Task description:
Give a faithful, exact copy of all entries, minus the images.

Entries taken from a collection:
=======

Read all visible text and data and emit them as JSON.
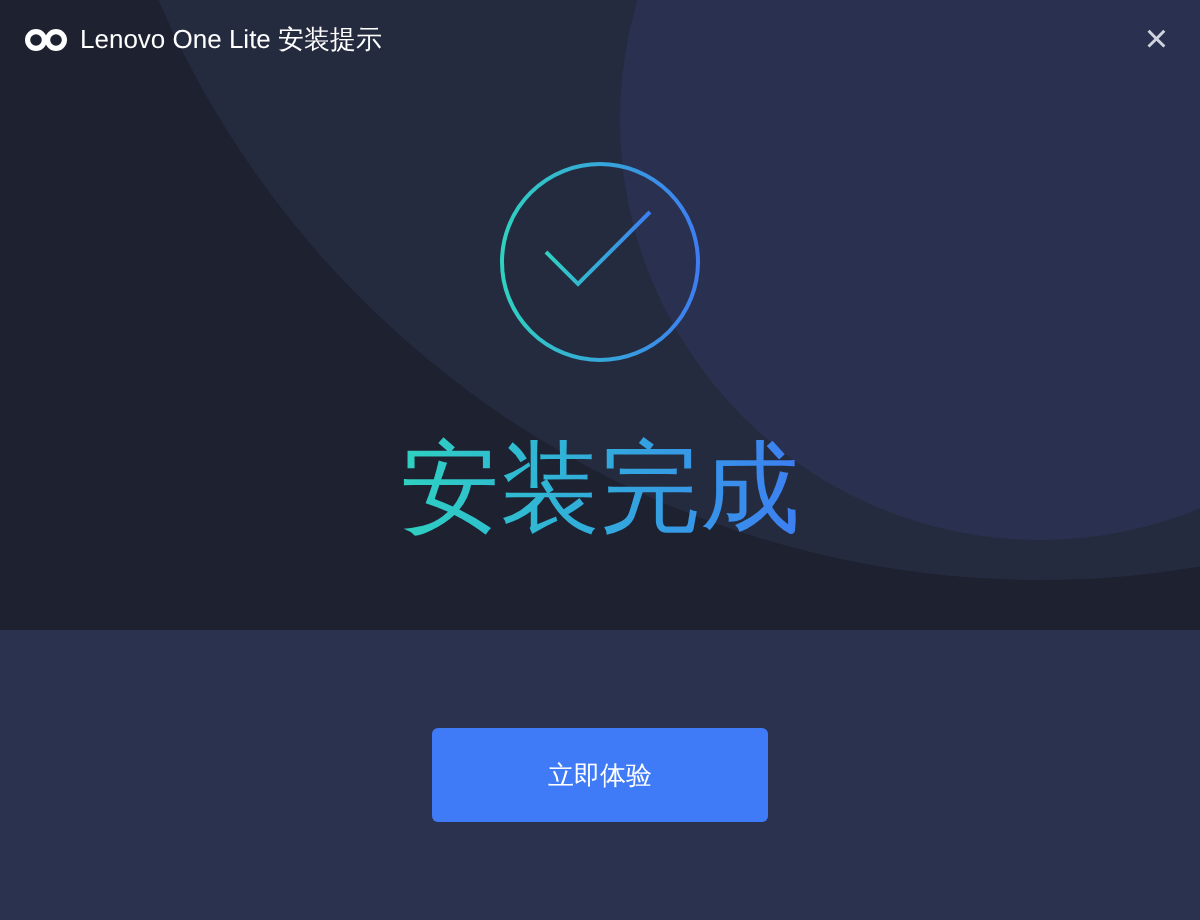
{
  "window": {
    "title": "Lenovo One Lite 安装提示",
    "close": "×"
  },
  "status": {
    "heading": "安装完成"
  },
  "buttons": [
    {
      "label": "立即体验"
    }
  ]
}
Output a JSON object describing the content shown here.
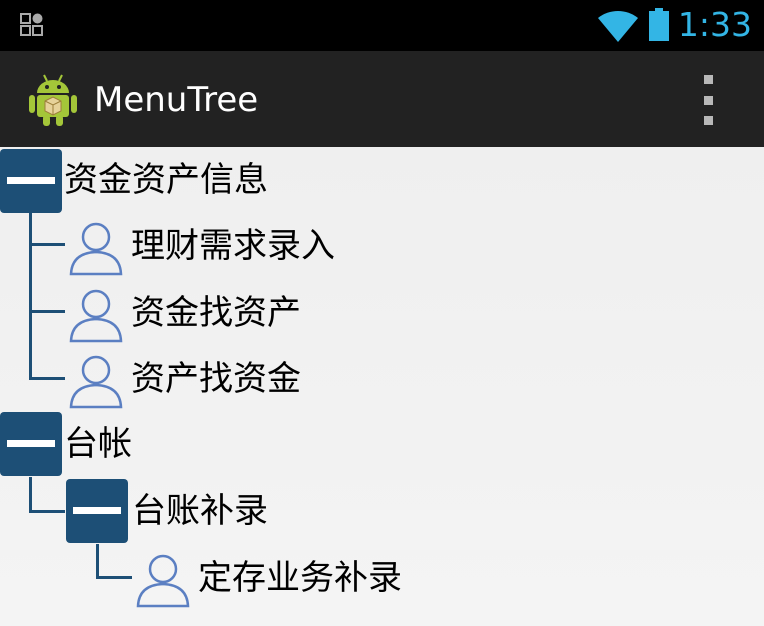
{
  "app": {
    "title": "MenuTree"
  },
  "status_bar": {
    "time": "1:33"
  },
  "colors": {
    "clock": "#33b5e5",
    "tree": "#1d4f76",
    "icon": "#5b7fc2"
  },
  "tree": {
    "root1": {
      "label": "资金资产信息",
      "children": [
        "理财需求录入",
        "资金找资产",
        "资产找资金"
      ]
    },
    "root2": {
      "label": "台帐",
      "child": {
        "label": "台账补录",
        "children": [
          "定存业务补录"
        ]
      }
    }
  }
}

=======

Result for this exercise:
Read all visible text and data and emit them as JSON.
{
  "window": {
    "title": "Lenovo One Lite 安装提示",
    "close": "×"
  },
  "status": {
    "heading": "安装完成"
  },
  "buttons": [
    {
      "label": "立即体验"
    }
  ]
}
Output a JSON object describing the content shown here.
{
  "app": {
    "title": "MenuTree"
  },
  "status_bar": {
    "time": "1:33"
  },
  "colors": {
    "clock": "#33b5e5",
    "tree": "#1d4f76",
    "icon": "#5b7fc2"
  },
  "tree": {
    "root1": {
      "label": "资金资产信息",
      "children": [
        "理财需求录入",
        "资金找资产",
        "资产找资金"
      ]
    },
    "root2": {
      "label": "台帐",
      "child": {
        "label": "台账补录",
        "children": [
          "定存业务补录"
        ]
      }
    }
  }
}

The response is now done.